The sky smells like a leaking battery as Pop spins around and seizes PJ.


Sometimes in dreams Pop appears to us seven with a sponge and a squeegee. One time we dreamed hard that he was trying to wash the sloppy Joe-colored mud from our condo, that he was scrubbing the skin off PJ.

Under the skin was a pelt, and under the pelt was a crown where the heart ought to be.

When we wake from these dreams, PJ is still asleep.


So we follow Pop and PJ past the Ryerson kids, to the very space in the trees where we once saw Ma leave.

It is a shock to us when PJ peels past Pop, vanishing into the green before Pop can catch her.

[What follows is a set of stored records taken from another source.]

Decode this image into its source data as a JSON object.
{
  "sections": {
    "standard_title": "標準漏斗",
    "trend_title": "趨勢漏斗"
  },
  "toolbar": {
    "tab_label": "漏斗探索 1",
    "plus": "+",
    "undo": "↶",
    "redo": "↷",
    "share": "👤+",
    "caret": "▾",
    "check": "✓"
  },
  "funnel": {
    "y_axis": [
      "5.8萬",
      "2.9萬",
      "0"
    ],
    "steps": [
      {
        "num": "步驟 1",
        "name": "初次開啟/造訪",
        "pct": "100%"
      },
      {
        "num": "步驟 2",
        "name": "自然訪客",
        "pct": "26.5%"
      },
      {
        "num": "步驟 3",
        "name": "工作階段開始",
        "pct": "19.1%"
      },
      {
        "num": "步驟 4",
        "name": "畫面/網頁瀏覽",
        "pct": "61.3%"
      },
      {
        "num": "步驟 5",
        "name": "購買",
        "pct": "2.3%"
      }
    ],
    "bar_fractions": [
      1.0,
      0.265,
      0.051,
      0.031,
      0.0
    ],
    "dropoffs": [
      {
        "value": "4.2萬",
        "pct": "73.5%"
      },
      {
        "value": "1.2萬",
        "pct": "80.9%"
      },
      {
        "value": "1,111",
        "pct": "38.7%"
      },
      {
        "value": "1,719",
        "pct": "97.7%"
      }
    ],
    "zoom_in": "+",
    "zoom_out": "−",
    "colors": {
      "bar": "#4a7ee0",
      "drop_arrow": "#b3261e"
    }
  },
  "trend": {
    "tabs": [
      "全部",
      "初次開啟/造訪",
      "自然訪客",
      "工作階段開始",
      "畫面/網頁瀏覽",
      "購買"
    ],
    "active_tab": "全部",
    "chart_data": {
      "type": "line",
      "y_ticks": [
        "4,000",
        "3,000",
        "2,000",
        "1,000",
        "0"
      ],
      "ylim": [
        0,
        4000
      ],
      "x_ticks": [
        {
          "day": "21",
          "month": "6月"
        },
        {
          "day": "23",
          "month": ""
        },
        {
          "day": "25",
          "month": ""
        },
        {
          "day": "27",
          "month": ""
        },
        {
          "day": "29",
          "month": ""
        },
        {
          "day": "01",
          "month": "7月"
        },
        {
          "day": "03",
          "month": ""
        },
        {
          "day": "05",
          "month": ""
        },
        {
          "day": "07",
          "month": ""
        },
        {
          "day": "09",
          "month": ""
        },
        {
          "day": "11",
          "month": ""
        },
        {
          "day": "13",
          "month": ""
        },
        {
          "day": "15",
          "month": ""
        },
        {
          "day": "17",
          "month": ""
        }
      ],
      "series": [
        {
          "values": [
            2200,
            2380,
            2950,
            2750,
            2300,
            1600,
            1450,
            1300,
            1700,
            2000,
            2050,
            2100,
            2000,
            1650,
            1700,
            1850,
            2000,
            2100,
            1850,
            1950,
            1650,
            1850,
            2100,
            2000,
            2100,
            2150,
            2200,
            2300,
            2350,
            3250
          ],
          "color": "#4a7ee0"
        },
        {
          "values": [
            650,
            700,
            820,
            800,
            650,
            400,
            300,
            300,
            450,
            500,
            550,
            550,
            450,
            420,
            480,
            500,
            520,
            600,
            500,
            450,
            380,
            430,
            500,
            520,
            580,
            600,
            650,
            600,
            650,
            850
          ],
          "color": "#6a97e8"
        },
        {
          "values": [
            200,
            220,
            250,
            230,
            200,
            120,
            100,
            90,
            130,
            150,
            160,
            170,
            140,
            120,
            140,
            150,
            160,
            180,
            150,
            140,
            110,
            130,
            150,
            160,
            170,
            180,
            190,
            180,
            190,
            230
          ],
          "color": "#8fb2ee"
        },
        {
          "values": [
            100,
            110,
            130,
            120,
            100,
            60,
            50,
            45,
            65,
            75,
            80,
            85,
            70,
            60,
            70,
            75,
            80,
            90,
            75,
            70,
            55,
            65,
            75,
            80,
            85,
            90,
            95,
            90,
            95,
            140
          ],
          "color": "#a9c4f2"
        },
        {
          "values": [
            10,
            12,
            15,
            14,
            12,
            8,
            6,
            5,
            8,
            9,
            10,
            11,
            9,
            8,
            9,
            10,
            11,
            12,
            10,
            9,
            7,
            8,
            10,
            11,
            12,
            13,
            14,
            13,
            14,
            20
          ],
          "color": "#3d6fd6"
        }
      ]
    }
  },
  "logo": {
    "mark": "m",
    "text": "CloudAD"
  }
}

In his hand: red strands of hair, in a fistful.

And we all know this means that we must return to the condo and forget her.


Still, you are wondering: why the deer? Why did Ma and PJ disappear?

PJ used to say that she adored the soft of the deer’s brown coats. That she loved the fat coins of their eyes, the floral heat of their bodies. How their antlers reminded her of tree branches, and how when she brushed her hands across them they felt the way branches do, spidering from a tree.


That night, we seven drown our sorrow in Cheerios and canned cheese. Add the peanut butter and our supper is entirely tan, biscuit, beige.

After Pop hits the hay, we brush our teeth with his Old Milwaukee. We do this until the cans are empty.

We cannot forget about PJ.


We do not forget about PJ. It has been ten years since PJ went missing.

We seven brothers have headaches. We seven brothers grow beards, get hairy.

Our condo is a rust box, and there is not nearly enough room for us.

Every day, at the edge of the field, we leave flowers.

Meanwhile, Pop’s liver makes him sicker. He can’t stop cleaning the condo.

Until we brothers see the deer—a beautiful pair. Until we hoof the crowns out of our chests and set them on top of our heads.

Then across the porch we brothers gallop. We tramp through the garden, charge across the field, and turn into men.

Theodora Bishop is the author of the novella On the Rocks (Texas Review Press), winner of a 2018 Next Generation Indie Book Award. Her short story chapbook Mother Tongues won The Cupboard’s 2015 contest, and her poetry and short stories have appeared in Glimmer Train, Prairie Schooner, Arts & Letters, and Short Fiction (England), among other journals, anthologies, and exhibits. She serves as Poetry Editor for Gulf Coast and Fiction Editor for Big Fiction. Find her at